*RECORDS TO USE*.
*** Begin section ***

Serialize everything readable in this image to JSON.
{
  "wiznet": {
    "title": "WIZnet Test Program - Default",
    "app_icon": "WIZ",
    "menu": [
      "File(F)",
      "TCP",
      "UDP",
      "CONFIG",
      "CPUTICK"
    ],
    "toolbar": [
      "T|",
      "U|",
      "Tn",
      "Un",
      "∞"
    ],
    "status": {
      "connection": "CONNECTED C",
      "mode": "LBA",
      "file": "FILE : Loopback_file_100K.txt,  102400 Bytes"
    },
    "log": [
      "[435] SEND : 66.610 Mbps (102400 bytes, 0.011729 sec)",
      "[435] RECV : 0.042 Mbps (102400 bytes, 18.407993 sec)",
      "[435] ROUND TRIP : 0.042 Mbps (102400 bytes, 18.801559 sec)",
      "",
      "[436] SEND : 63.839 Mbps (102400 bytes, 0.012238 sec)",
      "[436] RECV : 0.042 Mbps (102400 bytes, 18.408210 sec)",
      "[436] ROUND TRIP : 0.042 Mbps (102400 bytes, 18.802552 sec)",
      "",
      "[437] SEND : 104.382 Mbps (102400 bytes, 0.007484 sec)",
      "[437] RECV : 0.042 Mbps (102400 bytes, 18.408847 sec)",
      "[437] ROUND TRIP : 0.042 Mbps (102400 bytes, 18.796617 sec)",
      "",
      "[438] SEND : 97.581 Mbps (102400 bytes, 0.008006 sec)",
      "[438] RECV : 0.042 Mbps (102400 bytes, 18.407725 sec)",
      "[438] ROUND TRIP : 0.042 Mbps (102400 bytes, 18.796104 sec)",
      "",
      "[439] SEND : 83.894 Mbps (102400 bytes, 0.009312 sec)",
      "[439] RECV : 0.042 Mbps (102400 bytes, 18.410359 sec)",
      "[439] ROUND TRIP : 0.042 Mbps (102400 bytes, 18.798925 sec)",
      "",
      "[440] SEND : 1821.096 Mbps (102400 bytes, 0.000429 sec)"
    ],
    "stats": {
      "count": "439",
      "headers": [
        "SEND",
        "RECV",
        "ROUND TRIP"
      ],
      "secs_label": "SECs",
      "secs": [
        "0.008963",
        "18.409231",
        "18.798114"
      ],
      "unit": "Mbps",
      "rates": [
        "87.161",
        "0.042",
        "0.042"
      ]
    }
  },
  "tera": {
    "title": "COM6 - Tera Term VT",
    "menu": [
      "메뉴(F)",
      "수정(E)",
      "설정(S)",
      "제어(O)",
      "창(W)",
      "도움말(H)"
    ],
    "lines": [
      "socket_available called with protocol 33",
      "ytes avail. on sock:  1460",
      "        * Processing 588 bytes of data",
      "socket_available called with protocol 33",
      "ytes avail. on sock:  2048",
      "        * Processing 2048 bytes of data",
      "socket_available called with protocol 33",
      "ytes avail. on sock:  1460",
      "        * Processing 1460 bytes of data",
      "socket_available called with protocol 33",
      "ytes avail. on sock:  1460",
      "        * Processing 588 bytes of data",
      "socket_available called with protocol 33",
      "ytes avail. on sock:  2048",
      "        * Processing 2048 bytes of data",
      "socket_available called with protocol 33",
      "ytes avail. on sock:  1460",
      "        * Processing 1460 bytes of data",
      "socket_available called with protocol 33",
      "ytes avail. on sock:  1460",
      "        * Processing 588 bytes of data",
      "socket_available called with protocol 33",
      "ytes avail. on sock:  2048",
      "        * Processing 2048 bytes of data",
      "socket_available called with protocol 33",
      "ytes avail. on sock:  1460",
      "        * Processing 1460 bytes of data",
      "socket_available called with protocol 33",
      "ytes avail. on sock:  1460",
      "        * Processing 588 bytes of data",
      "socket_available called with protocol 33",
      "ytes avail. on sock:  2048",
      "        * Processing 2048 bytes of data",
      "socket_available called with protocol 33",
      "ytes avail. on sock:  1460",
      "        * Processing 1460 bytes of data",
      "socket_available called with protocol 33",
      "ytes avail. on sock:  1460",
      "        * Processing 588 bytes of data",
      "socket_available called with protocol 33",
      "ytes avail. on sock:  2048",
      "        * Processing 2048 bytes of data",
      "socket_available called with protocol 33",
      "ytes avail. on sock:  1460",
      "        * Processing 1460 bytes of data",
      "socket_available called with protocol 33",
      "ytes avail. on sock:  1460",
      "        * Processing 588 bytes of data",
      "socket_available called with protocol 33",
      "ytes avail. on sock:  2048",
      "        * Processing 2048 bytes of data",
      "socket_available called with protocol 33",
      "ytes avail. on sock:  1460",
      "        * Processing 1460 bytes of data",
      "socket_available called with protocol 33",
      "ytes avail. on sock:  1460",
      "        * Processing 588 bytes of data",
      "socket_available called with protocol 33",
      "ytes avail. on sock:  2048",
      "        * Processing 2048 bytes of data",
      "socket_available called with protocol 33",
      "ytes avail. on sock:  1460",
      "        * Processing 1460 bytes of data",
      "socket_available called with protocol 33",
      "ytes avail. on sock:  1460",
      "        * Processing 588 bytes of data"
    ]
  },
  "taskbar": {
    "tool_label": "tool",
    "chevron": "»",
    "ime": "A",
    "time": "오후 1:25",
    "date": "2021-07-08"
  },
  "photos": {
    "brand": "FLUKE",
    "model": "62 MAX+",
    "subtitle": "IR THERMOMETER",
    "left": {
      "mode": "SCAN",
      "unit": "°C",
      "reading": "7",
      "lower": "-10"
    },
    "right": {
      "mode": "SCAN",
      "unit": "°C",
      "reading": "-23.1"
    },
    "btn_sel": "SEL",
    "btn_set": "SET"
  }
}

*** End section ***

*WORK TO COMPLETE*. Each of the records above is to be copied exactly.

*WRITTEN ANSWER*.
Serialize everything readable in this image to JSON.
{
  "wiznet": {
    "title": "WIZnet Test Program - Default",
    "app_icon": "WIZ",
    "menu": [
      "File(F)",
      "TCP",
      "UDP",
      "CONFIG",
      "CPUTICK"
    ],
    "toolbar": [
      "T|",
      "U|",
      "Tn",
      "Un",
      "∞"
    ],
    "status": {
      "connection": "CONNECTED C",
      "mode": "LBA",
      "file": "FILE : Loopback_file_100K.txt,  102400 Bytes"
    },
    "log": [
      "[435] SEND : 66.610 Mbps (102400 bytes, 0.011729 sec)",
      "[435] RECV : 0.042 Mbps (102400 bytes, 18.407993 sec)",
      "[435] ROUND TRIP : 0.042 Mbps (102400 bytes, 18.801559 sec)",
      "",
      "[436] SEND : 63.839 Mbps (102400 bytes, 0.012238 sec)",
      "[436] RECV : 0.042 Mbps (102400 bytes, 18.408210 sec)",
      "[436] ROUND TRIP : 0.042 Mbps (102400 bytes, 18.802552 sec)",
      "",
      "[437] SEND : 104.382 Mbps (102400 bytes, 0.007484 sec)",
      "[437] RECV : 0.042 Mbps (102400 bytes, 18.408847 sec)",
      "[437] ROUND TRIP : 0.042 Mbps (102400 bytes, 18.796617 sec)",
      "",
      "[438] SEND : 97.581 Mbps (102400 bytes, 0.008006 sec)",
      "[438] RECV : 0.042 Mbps (102400 bytes, 18.407725 sec)",
      "[438] ROUND TRIP : 0.042 Mbps (102400 bytes, 18.796104 sec)",
      "",
      "[439] SEND : 83.894 Mbps (102400 bytes, 0.009312 sec)",
      "[439] RECV : 0.042 Mbps (102400 bytes, 18.410359 sec)",
      "[439] ROUND TRIP : 0.042 Mbps (102400 bytes, 18.798925 sec)",
      "",
      "[440] SEND : 1821.096 Mbps (102400 bytes, 0.000429 sec)"
    ],
    "stats": {
      "count": "439",
      "headers": [
        "SEND",
        "RECV",
        "ROUND TRIP"
      ],
      "secs_label": "SECs",
      "secs": [
        "0.008963",
        "18.409231",
        "18.798114"
      ],
      "unit": "Mbps",
      "rates": [
        "87.161",
        "0.042",
        "0.042"
      ]
    }
  },
  "tera": {
    "title": "COM6 - Tera Term VT",
    "menu": [
      "메뉴(F)",
      "수정(E)",
      "설정(S)",
      "제어(O)",
      "창(W)",
      "도움말(H)"
    ],
    "lines": [
      "socket_available called with protocol 33",
      "ytes avail. on sock:  1460",
      "        * Processing 588 bytes of data",
      "socket_available called with protocol 33",
      "ytes avail. on sock:  2048",
      "        * Processing 2048 bytes of data",
      "socket_available called with protocol 33",
      "ytes avail. on sock:  1460",
      "        * Processing 1460 bytes of data",
      "socket_available called with protocol 33",
      "ytes avail. on sock:  1460",
      "        * Processing 588 bytes of data",
      "socket_available called with protocol 33",
      "ytes avail. on sock:  2048",
      "        * Processing 2048 bytes of data",
      "socket_available called with protocol 33",
      "ytes avail. on sock:  1460",
      "        * Processing 1460 bytes of data",
      "socket_available called with protocol 33",
      "ytes avail. on sock:  1460",
      "        * Processing 588 bytes of data",
      "socket_available called with protocol 33",
      "ytes avail. on sock:  2048",
      "        * Processing 2048 bytes of data",
      "socket_available called with protocol 33",
      "ytes avail. on sock:  1460",
      "        * Processing 1460 bytes of data",
      "socket_available called with protocol 33",
      "ytes avail. on sock:  1460",
      "        * Processing 588 bytes of data",
      "socket_available called with protocol 33",
      "ytes avail. on sock:  2048",
      "        * Processing 2048 bytes of data",
      "socket_available called with protocol 33",
      "ytes avail. on sock:  1460",
      "        * Processing 1460 bytes of data",
      "socket_available called with protocol 33",
      "ytes avail. on sock:  1460",
      "        * Processing 588 bytes of data",
      "socket_available called with protocol 33",
      "ytes avail. on sock:  2048",
      "        * Processing 2048 bytes of data",
      "socket_available called with protocol 33",
      "ytes avail. on sock:  1460",
      "        * Processing 1460 bytes of data",
      "socket_available called with protocol 33",
      "ytes avail. on sock:  1460",
      "        * Processing 588 bytes of data",
      "socket_available called with protocol 33",
      "ytes avail. on sock:  2048",
      "        * Processing 2048 bytes of data",
      "socket_available called with protocol 33",
      "ytes avail. on sock:  1460",
      "        * Processing 1460 bytes of data",
      "socket_available called with protocol 33",
      "ytes avail. on sock:  1460",
      "        * Processing 588 bytes of data",
      "socket_available called with protocol 33",
      "ytes avail. on sock:  2048",
      "        * Processing 2048 bytes of data",
      "socket_available called with protocol 33",
      "ytes avail. on sock:  1460",
      "        * Processing 1460 bytes of data",
      "socket_available called with protocol 33",
      "ytes avail. on sock:  1460",
      "        * Processing 588 bytes of data"
    ]
  },
  "taskbar": {
    "tool_label": "tool",
    "chevron": "»",
    "ime": "A",
    "time": "오후 1:25",
    "date": "2021-07-08"
  },
  "photos": {
    "brand": "FLUKE",
    "model": "62 MAX+",
    "subtitle": "IR THERMOMETER",
    "left": {
      "mode": "SCAN",
      "unit": "°C",
      "reading": "7",
      "lower": "-10"
    },
    "right": {
      "mode": "SCAN",
      "unit": "°C",
      "reading": "-23.1"
    },
    "btn_sel": "SEL",
    "btn_set": "SET"
  }
}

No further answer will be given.